Levels of Play and Commitment
Both Division 1 and Division 3 provide stronger competition for players and demand a much higher level of commitment than Division 4 (Recreation) play.  Most Division 1 teams play year round (indoor winter play, spring league) and even play in leagues outside CYSA that provide even further enhanced competition.  Special training, in addition to regular practices, is also often provided.  Most Division 3 teams play year round, as well.

Coaching and Trainers
Division 1 teams usually pay coaches and trainers.  Division 3 coaches are more frequently unpaid volunteers, but may bring in an occasional paid trainer.  The league participates in the CYSA coach training program.  Through this, our CYSA District (II) requires coaches to improve their skills by attending coaching seminars and obtaining higher license levels.
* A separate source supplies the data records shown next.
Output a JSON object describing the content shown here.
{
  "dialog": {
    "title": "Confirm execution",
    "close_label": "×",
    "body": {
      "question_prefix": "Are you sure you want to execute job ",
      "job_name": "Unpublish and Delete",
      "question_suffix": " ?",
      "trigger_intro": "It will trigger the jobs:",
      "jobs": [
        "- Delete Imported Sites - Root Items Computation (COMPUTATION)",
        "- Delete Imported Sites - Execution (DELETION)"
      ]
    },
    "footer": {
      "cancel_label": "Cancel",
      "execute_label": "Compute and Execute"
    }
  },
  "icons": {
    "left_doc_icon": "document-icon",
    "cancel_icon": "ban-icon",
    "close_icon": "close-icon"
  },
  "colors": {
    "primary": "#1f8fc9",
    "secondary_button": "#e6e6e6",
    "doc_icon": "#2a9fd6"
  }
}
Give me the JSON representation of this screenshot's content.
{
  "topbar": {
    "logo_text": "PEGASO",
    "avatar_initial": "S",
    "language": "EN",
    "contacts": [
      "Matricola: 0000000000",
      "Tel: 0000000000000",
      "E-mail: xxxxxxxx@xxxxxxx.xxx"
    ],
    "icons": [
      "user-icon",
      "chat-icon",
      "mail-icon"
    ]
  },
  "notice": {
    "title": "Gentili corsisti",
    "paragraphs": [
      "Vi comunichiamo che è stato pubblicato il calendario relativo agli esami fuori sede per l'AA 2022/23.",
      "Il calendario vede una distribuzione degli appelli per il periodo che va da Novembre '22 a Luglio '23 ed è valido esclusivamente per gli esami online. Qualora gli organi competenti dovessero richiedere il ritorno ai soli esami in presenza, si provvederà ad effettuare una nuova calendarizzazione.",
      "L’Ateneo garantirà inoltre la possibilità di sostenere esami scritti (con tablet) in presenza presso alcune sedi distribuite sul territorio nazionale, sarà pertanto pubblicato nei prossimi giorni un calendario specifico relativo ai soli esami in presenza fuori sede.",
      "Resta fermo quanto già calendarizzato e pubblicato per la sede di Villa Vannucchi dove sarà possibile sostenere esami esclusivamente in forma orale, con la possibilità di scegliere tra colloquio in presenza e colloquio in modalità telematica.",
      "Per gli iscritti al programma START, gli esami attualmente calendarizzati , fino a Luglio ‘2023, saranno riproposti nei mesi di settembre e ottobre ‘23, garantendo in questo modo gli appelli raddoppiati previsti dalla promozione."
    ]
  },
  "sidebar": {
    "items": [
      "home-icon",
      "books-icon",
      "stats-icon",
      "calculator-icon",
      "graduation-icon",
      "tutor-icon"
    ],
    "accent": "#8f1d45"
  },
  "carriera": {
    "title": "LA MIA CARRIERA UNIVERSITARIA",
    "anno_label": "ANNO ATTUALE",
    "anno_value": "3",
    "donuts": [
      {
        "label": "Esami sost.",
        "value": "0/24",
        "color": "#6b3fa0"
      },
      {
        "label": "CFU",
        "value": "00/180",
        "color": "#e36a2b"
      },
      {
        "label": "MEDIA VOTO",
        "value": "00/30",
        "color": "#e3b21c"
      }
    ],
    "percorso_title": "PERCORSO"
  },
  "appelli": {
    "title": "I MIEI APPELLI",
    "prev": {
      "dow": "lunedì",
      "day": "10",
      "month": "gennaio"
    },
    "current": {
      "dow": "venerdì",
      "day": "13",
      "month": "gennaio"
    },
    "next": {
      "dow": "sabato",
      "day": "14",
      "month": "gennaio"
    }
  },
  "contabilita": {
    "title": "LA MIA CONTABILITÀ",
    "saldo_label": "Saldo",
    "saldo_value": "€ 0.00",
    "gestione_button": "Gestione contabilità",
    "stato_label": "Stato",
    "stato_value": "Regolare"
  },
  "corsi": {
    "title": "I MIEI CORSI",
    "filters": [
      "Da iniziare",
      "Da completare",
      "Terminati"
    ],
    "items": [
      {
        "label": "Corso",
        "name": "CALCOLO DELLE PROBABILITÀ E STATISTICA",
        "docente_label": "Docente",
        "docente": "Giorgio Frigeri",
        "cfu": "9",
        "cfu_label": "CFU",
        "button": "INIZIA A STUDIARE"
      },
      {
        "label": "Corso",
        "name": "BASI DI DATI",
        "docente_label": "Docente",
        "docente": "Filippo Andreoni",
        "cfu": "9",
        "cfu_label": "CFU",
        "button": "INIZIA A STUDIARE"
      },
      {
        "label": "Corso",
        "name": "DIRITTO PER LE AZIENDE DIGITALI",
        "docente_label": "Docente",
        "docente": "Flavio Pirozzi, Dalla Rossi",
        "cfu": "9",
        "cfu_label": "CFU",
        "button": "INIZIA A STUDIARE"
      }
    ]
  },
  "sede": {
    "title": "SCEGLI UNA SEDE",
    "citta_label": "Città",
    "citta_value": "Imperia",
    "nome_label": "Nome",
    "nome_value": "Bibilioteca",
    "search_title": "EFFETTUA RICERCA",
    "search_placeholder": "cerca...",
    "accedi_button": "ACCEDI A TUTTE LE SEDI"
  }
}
Travel and Tournaments
Division 1 and Division 3 play involves out-of-county travel for half of the games and most tournaments.  Division 3 teams play in a District-wide league that includes teams from San Mateo, Santa Clara, Monterey and San Benito counties.  Tournaments can be as far away as Sacramento and Fresno.  A Division 3 team would typically play 2 to 3 tournaments per year.  Division 1 teams travel more, particularly if they play year round.  Tournaments for older players can be out-of-state.

Cost, Fund-raising and Financial Assistance
Division 1 and Division 3 play may be substantially more expensive than Recreation play because these teams play more games and train more.  Cost depends on whether paid coaches and trainers are used, cost of tournament registrations and the quality of uniforms and equipment.  This is in addition to normal registration fees.  Most teams use fund-raising and sponsorships to help defray these costs; however, families bear the bulk of the financial commitment.  The clubs and teams offer financial assistance, so that all players capable and interested can play.  The Santa Cruz County Breakers do specific fund-raising to provide financial assistance.

Playing Time
The SCCYSL bylaws state that all Division 3 players “present, and physically able, shall play for at least one half (½) of the game, except that a coach may discipline players by restricting them from play”  There is no such rule for Division 1 play or for opposing teams from outside our county, but our league encourages all coaches to provide adequate opportunities for player development including playing time.  Parents and players should know each coach’s policy for playing time when considering a team’s invitation.

Positive Coaching Alliance
The SCCYSL strongly subscribes to the principles of the Positive Coaching Alliance (PCA) and insists that all coaches, managers and parent representatives attend PCA seminars and follow its precepts.

How to Become a Coach
Scotts Valley/San Lorenzo, Santa Cruz City, Aptos, Mid-County, Pajaro Valley and the Santa Cruz Breakers are always looking for new coaches.  Contact the coach coordinator at each club’s website for more information.

Contact information for the clubs is available through www.sccysl.org.

 

Rev. 2/12/06